Behaviour of an asocial carnivore in a social context: social organisation of Tasmanian devils (Sarcophilus harrisii) at the individual level
thesisposted on 29.03.2022, 02:30 authored by Kelly L. Davis

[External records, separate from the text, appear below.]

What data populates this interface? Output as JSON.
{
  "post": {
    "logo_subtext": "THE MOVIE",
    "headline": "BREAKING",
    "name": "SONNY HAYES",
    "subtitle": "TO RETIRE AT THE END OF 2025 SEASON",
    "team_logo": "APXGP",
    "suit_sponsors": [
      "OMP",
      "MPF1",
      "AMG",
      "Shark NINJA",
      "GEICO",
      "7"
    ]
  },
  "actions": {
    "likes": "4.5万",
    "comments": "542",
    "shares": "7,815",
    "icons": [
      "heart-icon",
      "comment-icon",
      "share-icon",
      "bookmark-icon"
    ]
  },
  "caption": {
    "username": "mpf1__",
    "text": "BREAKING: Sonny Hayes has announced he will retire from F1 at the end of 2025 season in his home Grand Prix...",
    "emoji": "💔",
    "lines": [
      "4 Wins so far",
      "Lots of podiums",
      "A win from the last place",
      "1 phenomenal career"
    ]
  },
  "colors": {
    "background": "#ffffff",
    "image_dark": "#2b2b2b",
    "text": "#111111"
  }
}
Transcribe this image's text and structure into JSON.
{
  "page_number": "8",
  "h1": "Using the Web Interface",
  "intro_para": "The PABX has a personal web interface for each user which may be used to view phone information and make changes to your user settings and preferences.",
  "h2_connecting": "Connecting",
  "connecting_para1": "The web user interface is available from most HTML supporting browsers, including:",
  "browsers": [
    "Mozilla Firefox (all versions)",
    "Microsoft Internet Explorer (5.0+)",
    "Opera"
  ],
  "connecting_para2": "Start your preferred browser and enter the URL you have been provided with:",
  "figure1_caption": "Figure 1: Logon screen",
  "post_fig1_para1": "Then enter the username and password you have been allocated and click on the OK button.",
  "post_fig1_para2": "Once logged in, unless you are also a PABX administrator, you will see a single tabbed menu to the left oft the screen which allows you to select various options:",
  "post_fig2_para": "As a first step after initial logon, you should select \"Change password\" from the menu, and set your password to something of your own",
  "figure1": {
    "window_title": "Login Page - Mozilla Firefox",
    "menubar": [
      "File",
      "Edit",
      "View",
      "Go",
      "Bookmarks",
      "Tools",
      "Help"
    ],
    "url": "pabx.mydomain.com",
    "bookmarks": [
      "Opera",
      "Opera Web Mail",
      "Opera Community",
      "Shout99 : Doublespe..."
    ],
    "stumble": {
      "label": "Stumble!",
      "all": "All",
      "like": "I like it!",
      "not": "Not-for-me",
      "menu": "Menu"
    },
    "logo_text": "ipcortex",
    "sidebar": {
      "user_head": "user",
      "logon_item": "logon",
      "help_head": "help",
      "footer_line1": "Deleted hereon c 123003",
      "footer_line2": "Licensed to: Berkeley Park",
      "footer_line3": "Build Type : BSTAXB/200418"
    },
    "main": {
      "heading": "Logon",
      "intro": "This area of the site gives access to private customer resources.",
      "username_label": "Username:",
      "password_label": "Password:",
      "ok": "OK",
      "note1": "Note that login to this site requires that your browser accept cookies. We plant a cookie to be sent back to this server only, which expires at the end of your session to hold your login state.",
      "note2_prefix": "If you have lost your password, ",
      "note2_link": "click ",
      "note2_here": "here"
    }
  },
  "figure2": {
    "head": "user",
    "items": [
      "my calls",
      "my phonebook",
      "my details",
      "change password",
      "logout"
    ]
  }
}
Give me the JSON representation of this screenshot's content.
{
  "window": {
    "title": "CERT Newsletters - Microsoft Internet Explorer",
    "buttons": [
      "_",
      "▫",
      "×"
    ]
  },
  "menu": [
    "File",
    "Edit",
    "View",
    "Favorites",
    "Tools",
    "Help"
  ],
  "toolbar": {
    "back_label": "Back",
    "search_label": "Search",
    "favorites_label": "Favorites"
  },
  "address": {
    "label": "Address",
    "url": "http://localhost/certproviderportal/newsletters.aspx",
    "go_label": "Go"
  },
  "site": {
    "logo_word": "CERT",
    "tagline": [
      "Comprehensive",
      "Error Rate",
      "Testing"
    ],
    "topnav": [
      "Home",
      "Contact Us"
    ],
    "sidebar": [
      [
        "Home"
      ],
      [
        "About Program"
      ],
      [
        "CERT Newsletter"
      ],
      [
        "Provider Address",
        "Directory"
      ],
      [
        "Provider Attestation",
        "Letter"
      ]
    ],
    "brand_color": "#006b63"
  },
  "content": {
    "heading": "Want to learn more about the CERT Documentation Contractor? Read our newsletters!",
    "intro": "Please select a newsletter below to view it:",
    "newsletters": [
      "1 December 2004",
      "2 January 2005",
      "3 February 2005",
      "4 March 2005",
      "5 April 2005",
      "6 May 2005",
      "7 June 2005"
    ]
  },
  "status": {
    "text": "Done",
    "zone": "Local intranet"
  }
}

The Tasmanian devils (Sarcophilus harrisii) is currently listed as endangered due to Devil Facial Tumour Disease (DFTD). Attempts to save the Tasmanian devil from extinction include the establishment of a captive insurance population, with many individuals housed in managed environmental enclosures (MEEs). These enclosures are intended to closely resemble natural conditions for the devil, and aim to preserve natural behaviours within the captive population. To investigate if stable dominance hierarchies exist among devils in MEEs, 70 group-feeding events were audio-video recorded across six reproductive enclosures at Devil Ark (Barrington Tops, NSW) over a 4-month period (April - July 2014). Interactions between a devil approaching food and devils already feeding were analysed according to three possible outcomes: failure, displacement and mutual tolerance. Based on these outcomes, dominance scale scores (BBS method) were calculated for the devils in each enclosure for each month. Results revealed that none of the enclosures exhibited stable dominance hierarchies. However, life history traits of the devils, and time spent feeding did influence contest outcomes, with similar trends having been observed in wild devil populations. The results presented here, when compared with wild observations, reflect positively on the captive environment at Devil Ark both in recreating wild conditions and conserving natural behaviours.